DATASET EXCERPTS.
------------------------------------

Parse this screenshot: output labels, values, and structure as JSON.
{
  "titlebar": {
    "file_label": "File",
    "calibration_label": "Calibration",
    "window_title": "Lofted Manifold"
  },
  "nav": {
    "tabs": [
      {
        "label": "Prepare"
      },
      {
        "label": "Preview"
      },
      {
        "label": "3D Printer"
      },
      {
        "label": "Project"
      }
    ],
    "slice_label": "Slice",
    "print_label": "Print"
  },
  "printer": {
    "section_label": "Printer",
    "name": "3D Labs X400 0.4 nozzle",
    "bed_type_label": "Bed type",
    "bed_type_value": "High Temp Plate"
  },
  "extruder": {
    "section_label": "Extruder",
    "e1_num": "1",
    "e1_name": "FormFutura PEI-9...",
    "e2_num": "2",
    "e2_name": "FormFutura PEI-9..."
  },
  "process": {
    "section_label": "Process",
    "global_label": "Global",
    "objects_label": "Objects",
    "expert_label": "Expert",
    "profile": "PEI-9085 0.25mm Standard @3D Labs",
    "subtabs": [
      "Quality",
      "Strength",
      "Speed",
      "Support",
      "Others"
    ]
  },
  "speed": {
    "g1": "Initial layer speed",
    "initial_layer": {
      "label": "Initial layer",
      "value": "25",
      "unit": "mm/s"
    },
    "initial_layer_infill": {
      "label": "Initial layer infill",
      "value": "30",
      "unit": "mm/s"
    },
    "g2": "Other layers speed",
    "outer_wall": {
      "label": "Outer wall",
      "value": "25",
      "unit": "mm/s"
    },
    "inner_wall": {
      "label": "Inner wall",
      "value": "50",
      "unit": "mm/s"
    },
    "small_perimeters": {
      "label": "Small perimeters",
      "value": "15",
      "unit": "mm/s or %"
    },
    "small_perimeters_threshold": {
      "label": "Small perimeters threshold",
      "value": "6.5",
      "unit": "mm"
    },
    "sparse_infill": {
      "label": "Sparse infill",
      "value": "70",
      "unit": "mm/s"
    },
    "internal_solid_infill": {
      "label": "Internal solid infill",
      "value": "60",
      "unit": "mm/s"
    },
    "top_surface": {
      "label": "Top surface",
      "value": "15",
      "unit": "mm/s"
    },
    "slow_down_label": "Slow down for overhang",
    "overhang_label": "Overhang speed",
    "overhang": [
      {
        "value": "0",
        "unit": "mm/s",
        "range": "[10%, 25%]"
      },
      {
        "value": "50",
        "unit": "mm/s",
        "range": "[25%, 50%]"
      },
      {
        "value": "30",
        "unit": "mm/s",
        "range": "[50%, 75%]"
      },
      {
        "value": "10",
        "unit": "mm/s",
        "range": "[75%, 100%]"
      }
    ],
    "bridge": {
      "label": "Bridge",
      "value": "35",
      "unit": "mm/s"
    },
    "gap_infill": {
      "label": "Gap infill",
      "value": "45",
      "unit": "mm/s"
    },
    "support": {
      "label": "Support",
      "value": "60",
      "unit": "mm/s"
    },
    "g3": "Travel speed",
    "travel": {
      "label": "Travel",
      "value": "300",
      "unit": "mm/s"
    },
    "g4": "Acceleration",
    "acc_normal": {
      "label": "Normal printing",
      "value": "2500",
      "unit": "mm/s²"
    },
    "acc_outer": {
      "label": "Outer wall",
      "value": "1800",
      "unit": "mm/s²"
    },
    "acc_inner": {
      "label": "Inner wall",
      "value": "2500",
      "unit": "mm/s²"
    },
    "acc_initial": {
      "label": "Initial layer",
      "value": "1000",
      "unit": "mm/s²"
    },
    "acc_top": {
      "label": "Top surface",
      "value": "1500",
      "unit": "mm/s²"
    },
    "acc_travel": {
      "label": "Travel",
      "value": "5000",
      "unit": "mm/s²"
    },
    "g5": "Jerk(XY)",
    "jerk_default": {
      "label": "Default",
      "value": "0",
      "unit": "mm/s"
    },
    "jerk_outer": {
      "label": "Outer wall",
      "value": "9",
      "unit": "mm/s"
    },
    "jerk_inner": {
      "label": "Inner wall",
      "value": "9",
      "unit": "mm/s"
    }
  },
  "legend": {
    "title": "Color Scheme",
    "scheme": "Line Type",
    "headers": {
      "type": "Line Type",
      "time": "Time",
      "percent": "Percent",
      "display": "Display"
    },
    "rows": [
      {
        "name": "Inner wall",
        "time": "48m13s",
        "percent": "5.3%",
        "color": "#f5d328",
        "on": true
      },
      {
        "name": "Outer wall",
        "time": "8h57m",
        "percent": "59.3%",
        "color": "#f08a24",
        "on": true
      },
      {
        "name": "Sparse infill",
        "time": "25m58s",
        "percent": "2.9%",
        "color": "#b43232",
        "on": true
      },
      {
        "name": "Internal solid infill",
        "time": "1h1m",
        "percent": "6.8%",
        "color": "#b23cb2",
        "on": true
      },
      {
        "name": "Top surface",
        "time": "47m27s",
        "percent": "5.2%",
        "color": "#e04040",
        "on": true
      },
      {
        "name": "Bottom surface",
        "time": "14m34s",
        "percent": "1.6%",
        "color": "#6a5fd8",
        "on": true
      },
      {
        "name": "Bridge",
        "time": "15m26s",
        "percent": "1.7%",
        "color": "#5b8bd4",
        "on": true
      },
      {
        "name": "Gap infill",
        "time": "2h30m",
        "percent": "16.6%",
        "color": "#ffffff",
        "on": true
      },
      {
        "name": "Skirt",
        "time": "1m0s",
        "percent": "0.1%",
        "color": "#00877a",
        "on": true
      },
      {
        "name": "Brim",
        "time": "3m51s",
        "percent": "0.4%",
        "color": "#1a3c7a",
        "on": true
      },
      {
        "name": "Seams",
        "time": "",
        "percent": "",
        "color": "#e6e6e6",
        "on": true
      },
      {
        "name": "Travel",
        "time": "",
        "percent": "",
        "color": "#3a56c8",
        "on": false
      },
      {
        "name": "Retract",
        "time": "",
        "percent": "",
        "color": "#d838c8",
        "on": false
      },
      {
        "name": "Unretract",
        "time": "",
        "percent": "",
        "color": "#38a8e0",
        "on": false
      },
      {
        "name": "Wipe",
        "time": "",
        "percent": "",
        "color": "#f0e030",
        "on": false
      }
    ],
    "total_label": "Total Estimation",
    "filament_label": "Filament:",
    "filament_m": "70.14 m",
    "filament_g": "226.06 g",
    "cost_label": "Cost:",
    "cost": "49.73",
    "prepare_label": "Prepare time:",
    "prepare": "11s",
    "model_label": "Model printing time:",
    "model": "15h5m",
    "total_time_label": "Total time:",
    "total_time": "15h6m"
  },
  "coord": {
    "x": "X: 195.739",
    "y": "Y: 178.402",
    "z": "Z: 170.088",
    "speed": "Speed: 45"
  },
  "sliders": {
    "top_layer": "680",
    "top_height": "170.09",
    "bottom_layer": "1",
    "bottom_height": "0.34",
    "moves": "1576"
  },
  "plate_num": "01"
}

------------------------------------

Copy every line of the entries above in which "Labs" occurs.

    "name": "3D Labs X400 0.4 nozzle",
    "profile": "PEI-9085 0.25mm Standard @3D Labs",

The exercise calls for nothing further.